ABOUT THIS TASK: The number of lines in the entries below holding the word "favicon" is all that is needed here.

DATASET EXCERPTS:
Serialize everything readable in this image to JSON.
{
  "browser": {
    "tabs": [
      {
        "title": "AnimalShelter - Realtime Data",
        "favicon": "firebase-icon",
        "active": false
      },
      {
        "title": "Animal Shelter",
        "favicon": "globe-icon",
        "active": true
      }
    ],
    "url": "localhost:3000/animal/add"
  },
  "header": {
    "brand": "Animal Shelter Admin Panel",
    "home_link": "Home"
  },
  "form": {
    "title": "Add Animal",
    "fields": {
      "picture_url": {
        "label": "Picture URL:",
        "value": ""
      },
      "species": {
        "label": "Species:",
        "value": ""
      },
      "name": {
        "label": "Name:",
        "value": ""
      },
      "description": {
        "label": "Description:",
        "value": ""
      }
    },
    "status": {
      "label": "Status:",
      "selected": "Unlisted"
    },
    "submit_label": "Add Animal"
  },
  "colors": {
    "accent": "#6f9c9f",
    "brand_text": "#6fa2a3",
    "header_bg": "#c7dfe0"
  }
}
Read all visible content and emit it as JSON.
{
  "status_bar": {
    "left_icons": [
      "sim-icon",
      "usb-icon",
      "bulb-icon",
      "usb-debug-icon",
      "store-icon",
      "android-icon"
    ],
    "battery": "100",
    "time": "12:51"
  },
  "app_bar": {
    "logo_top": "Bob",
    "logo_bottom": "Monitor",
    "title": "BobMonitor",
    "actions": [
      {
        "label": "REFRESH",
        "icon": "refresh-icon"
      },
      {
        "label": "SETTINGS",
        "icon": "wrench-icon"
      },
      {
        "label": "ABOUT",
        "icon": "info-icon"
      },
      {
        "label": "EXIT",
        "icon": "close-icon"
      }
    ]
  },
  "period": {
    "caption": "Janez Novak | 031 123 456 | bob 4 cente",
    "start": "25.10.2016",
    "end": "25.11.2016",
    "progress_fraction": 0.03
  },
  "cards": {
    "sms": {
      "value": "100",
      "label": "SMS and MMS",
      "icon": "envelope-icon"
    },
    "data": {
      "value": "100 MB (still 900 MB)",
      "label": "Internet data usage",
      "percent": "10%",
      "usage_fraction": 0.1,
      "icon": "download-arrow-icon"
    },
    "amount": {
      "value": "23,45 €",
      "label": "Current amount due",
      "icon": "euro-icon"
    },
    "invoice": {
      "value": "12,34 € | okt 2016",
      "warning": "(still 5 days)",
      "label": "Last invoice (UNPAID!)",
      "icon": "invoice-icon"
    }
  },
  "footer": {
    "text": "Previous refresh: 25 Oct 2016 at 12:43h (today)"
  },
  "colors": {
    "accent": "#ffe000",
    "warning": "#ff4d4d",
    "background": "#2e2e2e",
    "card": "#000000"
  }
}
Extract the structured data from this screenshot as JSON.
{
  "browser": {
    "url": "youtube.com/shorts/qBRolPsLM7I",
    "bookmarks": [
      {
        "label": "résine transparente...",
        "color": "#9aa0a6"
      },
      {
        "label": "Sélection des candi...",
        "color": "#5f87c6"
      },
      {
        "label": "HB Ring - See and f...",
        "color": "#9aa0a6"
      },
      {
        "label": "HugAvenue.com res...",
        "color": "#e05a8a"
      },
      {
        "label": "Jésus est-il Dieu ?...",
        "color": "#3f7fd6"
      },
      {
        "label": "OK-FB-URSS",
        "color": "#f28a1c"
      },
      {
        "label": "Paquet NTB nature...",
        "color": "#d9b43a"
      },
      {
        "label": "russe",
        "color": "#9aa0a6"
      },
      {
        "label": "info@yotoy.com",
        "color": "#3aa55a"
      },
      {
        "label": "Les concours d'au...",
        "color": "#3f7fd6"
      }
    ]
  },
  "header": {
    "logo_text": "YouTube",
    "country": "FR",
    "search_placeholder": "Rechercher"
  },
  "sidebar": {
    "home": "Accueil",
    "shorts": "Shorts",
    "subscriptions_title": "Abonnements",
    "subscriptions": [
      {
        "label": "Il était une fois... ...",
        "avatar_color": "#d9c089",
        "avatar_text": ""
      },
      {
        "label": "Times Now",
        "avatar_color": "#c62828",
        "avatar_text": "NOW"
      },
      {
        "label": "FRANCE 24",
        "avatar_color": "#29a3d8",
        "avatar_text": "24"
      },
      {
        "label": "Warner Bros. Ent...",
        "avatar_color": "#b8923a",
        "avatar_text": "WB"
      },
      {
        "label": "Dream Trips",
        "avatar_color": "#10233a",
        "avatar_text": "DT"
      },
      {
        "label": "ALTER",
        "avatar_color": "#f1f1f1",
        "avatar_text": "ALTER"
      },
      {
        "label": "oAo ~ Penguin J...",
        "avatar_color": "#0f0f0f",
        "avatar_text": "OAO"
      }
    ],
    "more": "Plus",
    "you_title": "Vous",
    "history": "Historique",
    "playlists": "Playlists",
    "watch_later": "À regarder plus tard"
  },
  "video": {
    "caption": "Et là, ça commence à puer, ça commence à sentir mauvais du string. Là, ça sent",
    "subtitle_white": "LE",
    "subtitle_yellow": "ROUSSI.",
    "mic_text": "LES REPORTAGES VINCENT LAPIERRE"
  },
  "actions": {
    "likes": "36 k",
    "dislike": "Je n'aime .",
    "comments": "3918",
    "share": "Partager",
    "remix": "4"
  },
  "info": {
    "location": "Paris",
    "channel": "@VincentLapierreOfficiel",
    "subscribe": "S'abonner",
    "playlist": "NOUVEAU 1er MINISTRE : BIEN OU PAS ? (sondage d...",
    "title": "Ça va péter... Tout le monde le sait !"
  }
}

FINISHED TASK: 2